Employer Shared Responsibility Rules

Starting in 2015, the ACA’s employer shared responsibility or “pay or play” rules require ALEs to offer affordable, minimum value health coverage to their full-time employees (and dependents) or pay a penalty. ALEs are employers that have, on average, at least 50 full-time employees (including full-time equivalents) during the preceding calendar year. Many ALEs were first subject to these rules starting in 2015. However, ALEs with fewer than 100 full-time (and full-time equivalent) employees may have had an additional year, until 2016, to comply.

Affordability Determination

The affordability of health coverage is a key point in determining whether an ALE will be subject to a penalty. The employer shared responsibility rules generally determine affordability of employer-sponsored coverage by reference to the rules for determining premium tax credit eligibility. Therefore, for 2014, employer-sponsored coverage was considered affordable under the employer shared responsibility rules if the employee’s required contribution for self-only coverage did not exceed 9.5 percent of the employee’s household income for the tax year (9.56 percent for 2015, and 9.66 percent for 2016). For 2017, Rev. Proc. 2016-24 increases the affordability contribution percentage to 9.69 percent. This means that employer-sponsored coverage will be considered affordable under the employer shared responsibility rules if the employee’s required contribution for self-only coverage does not exceed 9.69 percent of the employee’s household income for the tax year. The affordability test applies only to the portion of the annual premiums for self-only coverage, and does not include any additional cost for family coverage.
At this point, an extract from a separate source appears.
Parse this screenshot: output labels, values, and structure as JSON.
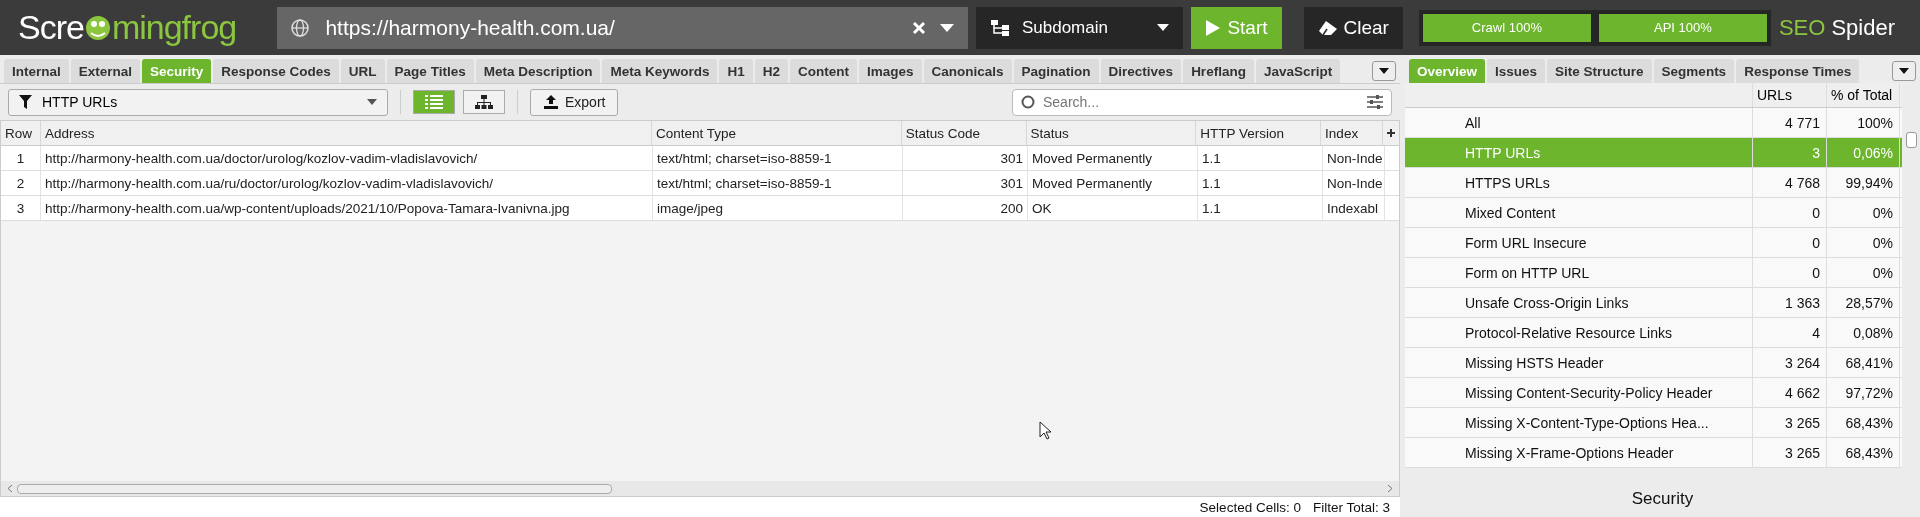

Also, if an employer offers multiple health coverage options, the affordability test applies to the lowest-cost option that also satisfies the minimum value requirement.

Affordability Safe Harbors

Because an employer generally will not know an employee’s household income, the IRS created three affordability safe harbors that measure affordability based on Form W-2 wages from that employer, the employee’s rate of pay or the federal poverty line (FPL) for a single individual. These affordability safe harbors are all optional. An employer may use one or more of the safe harbors for all its employees or for any reasonable category of employees, provided it does so on a uniform and consistent basis for all employees in a category. As written in the employer shared responsibility final rules, the affordability safe harbors do not reference the premium tax credit eligibility rules. Instead, the safe harbors specifically use 9.5 percent as the required contribution. However, on Dec. 16, 2015, IRS Notice 2015-87 confirmed that ALEs using an affordability safe harbor may rely on the adjusted affordability contribution percentages for 2015 and future years.

Individual Mandate Exemption

The ACA’s individual mandate requires most individuals to obtain acceptable health coverage for themselves and their family members or pay a penalty. However, individuals who lack access to affordable minimum essential coverage are exempt from the individual mandate. For purposes of this exemption:
  • Coverage is affordable for an employee if the required contribution for the lowest-cost, self-only coverage does not exceed 8 percent of household income.
  • Coverage is affordable for family members if the required contribution for the lowest-cost family coverage does not exceed 8 percent of household income.
For plan years beginning in 2015, this affordability contribution percentage was adjusted to 8.05 percent. For plan years beginning in 2016, the percentage was adjusted to 8.13 percent. For 2017, Rev. Proc. 2016-24 increases this affordability contribution percentage to 8.16 percent.

Premium Tax Credit

The ACA provides premium tax credits to help low-income individuals and families afford health insurance purchased through an Exchange. The amount of a taxpayer’s premium tax credit is determined based on the amount the individual should be able to pay for premiums (expected contribution). The expected contribution is calculated as a percentage of the taxpayer’s household income, based on the federal poverty level (FPL). This percentage increases as the taxpayer’s household income increases, and is indexed each year after 2014, as follows:   capture